Work task: Set down all of the data exactly. Pictures stay out of the copy.

Excerpts from an interface dataset:
- - - - -
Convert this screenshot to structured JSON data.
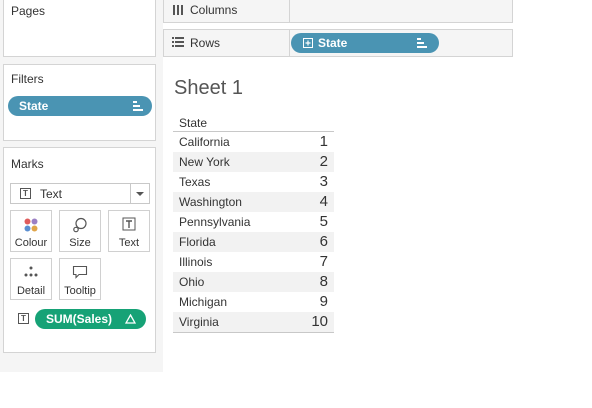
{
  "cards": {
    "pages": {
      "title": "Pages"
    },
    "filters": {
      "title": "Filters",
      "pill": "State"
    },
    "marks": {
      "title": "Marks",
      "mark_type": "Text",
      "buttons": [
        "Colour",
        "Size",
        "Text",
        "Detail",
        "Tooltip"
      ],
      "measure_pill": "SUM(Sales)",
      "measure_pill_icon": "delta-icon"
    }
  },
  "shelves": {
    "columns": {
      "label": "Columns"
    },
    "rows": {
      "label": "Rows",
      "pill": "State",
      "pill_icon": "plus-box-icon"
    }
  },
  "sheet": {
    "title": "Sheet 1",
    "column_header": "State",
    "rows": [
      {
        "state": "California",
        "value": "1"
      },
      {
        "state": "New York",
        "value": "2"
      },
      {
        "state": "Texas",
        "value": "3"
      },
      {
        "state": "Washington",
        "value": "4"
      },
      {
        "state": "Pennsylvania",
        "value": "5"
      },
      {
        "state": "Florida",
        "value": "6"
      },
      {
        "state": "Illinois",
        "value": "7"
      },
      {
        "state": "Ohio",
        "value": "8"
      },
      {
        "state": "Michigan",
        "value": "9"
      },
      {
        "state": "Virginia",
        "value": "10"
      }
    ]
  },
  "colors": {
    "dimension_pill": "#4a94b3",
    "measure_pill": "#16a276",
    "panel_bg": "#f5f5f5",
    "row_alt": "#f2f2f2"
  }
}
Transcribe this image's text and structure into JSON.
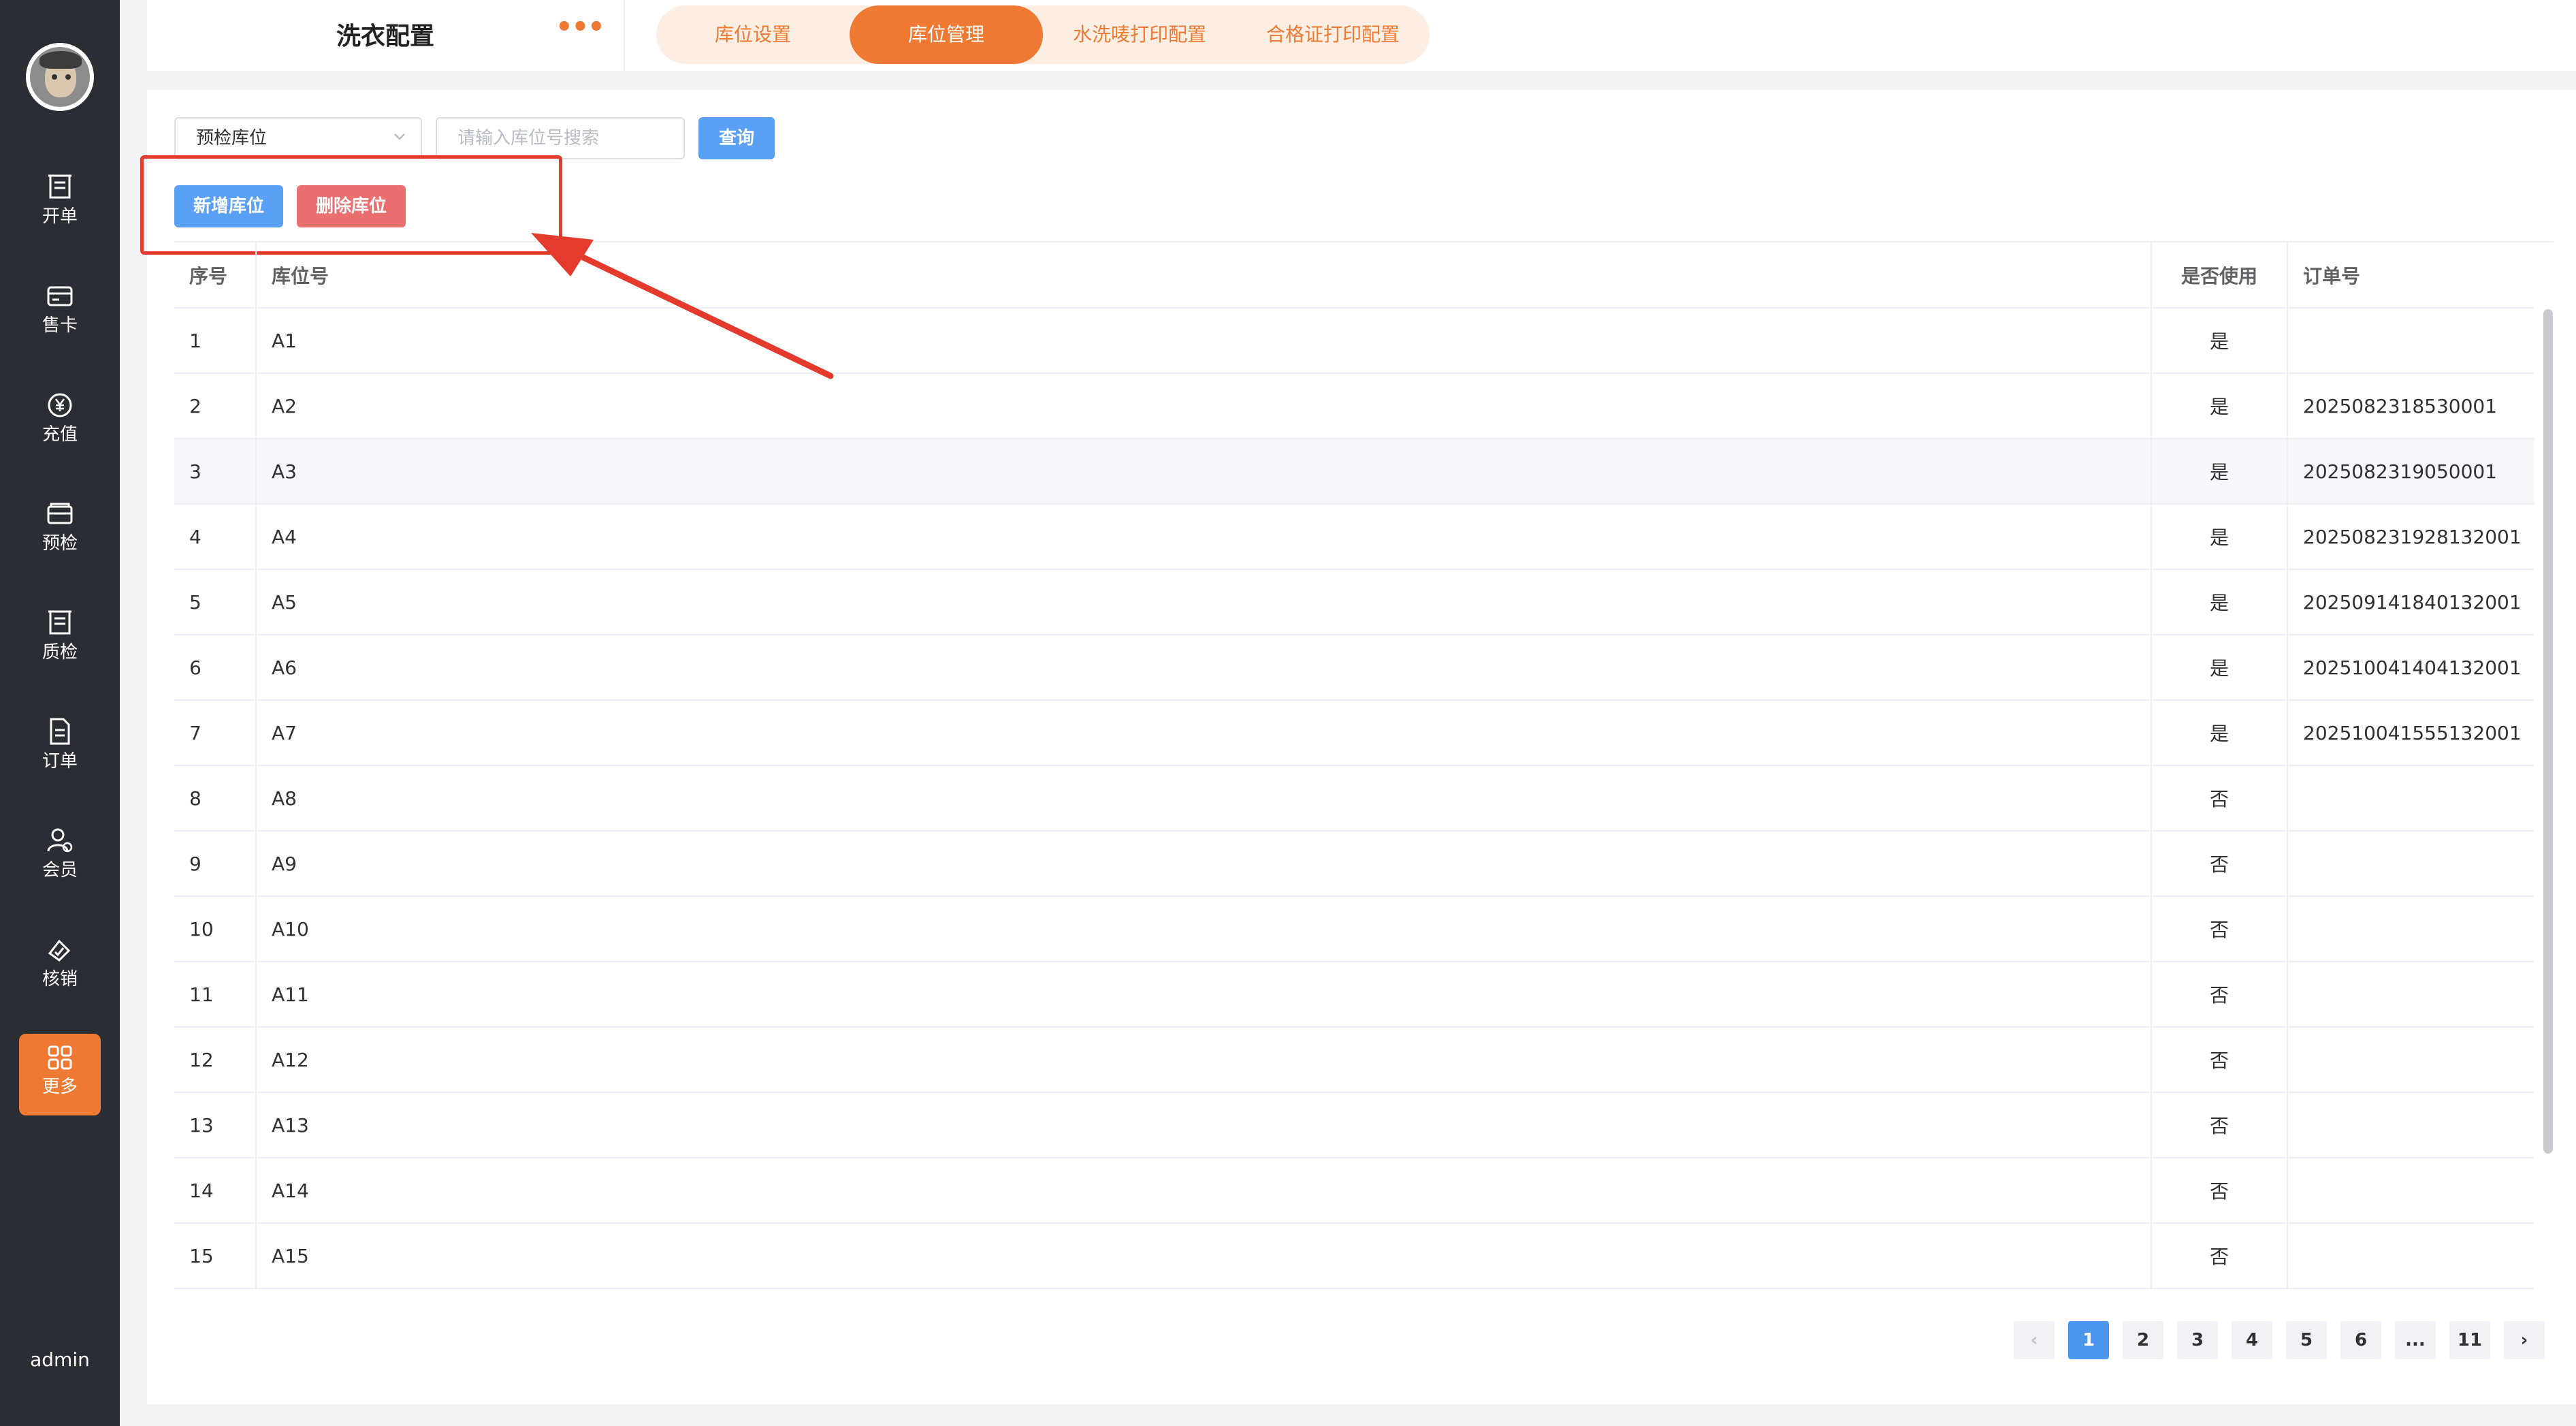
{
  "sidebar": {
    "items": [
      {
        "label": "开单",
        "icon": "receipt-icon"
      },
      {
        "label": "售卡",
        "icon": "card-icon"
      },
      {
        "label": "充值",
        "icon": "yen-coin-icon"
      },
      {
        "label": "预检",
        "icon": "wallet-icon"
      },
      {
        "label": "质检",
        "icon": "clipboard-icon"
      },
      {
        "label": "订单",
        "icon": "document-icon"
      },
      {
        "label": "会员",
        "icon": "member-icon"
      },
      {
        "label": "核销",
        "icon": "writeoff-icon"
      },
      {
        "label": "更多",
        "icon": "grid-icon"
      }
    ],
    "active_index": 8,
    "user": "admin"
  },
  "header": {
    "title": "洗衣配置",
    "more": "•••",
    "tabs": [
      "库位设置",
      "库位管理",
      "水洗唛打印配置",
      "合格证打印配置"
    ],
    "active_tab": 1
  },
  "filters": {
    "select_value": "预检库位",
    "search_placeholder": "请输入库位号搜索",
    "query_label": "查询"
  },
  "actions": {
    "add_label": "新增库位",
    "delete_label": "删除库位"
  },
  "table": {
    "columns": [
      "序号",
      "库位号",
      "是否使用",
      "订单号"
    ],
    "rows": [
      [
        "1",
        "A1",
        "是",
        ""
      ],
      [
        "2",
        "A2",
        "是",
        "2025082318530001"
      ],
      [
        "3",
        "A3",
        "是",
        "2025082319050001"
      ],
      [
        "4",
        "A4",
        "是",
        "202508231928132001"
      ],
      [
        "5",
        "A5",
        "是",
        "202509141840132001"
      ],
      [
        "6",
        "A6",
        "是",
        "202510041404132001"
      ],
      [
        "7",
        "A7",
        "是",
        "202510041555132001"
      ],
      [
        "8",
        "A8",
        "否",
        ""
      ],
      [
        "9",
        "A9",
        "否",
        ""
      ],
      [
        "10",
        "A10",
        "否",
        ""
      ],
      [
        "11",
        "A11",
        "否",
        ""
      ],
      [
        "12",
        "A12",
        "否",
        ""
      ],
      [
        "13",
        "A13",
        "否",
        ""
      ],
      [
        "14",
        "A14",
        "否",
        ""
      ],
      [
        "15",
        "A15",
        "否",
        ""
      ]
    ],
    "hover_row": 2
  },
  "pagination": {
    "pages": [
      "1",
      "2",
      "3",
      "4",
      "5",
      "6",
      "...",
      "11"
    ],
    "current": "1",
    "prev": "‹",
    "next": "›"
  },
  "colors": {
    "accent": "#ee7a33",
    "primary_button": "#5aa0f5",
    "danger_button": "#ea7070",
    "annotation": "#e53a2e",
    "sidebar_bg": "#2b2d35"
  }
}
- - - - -
Result:
Convert this screenshot to structured JSON data.
{
  "cards": {
    "pages": {
      "title": "Pages"
    },
    "filters": {
      "title": "Filters",
      "pill": "State"
    },
    "marks": {
      "title": "Marks",
      "mark_type": "Text",
      "buttons": [
        "Colour",
        "Size",
        "Text",
        "Detail",
        "Tooltip"
      ],
      "measure_pill": "SUM(Sales)",
      "measure_pill_icon": "delta-icon"
    }
  },
  "shelves": {
    "columns": {
      "label": "Columns"
    },
    "rows": {
      "label": "Rows",
      "pill": "State",
      "pill_icon": "plus-box-icon"
    }
  },
  "sheet": {
    "title": "Sheet 1",
    "column_header": "State",
    "rows": [
      {
        "state": "California",
        "value": "1"
      },
      {
        "state": "New York",
        "value": "2"
      },
      {
        "state": "Texas",
        "value": "3"
      },
      {
        "state": "Washington",
        "value": "4"
      },
      {
        "state": "Pennsylvania",
        "value": "5"
      },
      {
        "state": "Florida",
        "value": "6"
      },
      {
        "state": "Illinois",
        "value": "7"
      },
      {
        "state": "Ohio",
        "value": "8"
      },
      {
        "state": "Michigan",
        "value": "9"
      },
      {
        "state": "Virginia",
        "value": "10"
      }
    ]
  },
  "colors": {
    "dimension_pill": "#4a94b3",
    "measure_pill": "#16a276",
    "panel_bg": "#f5f5f5",
    "row_alt": "#f2f2f2"
  }
}
Transcribe this image's text and structure into JSON.
{
  "sidebar": {
    "items": [
      {
        "label": "开单",
        "icon": "receipt-icon"
      },
      {
        "label": "售卡",
        "icon": "card-icon"
      },
      {
        "label": "充值",
        "icon": "yen-coin-icon"
      },
      {
        "label": "预检",
        "icon": "wallet-icon"
      },
      {
        "label": "质检",
        "icon": "clipboard-icon"
      },
      {
        "label": "订单",
        "icon": "document-icon"
      },
      {
        "label": "会员",
        "icon": "member-icon"
      },
      {
        "label": "核销",
        "icon": "writeoff-icon"
      },
      {
        "label": "更多",
        "icon": "grid-icon"
      }
    ],
    "active_index": 8,
    "user": "admin"
  },
  "header": {
    "title": "洗衣配置",
    "more": "•••",
    "tabs": [
      "库位设置",
      "库位管理",
      "水洗唛打印配置",
      "合格证打印配置"
    ],
    "active_tab": 1
  },
  "filters": {
    "select_value": "预检库位",
    "search_placeholder": "请输入库位号搜索",
    "query_label": "查询"
  },
  "actions": {
    "add_label": "新增库位",
    "delete_label": "删除库位"
  },
  "table": {
    "columns": [
      "序号",
      "库位号",
      "是否使用",
      "订单号"
    ],
    "rows": [
      [
        "1",
        "A1",
        "是",
        ""
      ],
      [
        "2",
        "A2",
        "是",
        "2025082318530001"
      ],
      [
        "3",
        "A3",
        "是",
        "2025082319050001"
      ],
      [
        "4",
        "A4",
        "是",
        "202508231928132001"
      ],
      [
        "5",
        "A5",
        "是",
        "202509141840132001"
      ],
      [
        "6",
        "A6",
        "是",
        "202510041404132001"
      ],
      [
        "7",
        "A7",
        "是",
        "202510041555132001"
      ],
      [
        "8",
        "A8",
        "否",
        ""
      ],
      [
        "9",
        "A9",
        "否",
        ""
      ],
      [
        "10",
        "A10",
        "否",
        ""
      ],
      [
        "11",
        "A11",
        "否",
        ""
      ],
      [
        "12",
        "A12",
        "否",
        ""
      ],
      [
        "13",
        "A13",
        "否",
        ""
      ],
      [
        "14",
        "A14",
        "否",
        ""
      ],
      [
        "15",
        "A15",
        "否",
        ""
      ]
    ],
    "hover_row": 2
  },
  "pagination": {
    "pages": [
      "1",
      "2",
      "3",
      "4",
      "5",
      "6",
      "...",
      "11"
    ],
    "current": "1",
    "prev": "‹",
    "next": "›"
  },
  "colors": {
    "accent": "#ee7a33",
    "primary_button": "#5aa0f5",
    "danger_button": "#ea7070",
    "annotation": "#e53a2e",
    "sidebar_bg": "#2b2d35"
  }
}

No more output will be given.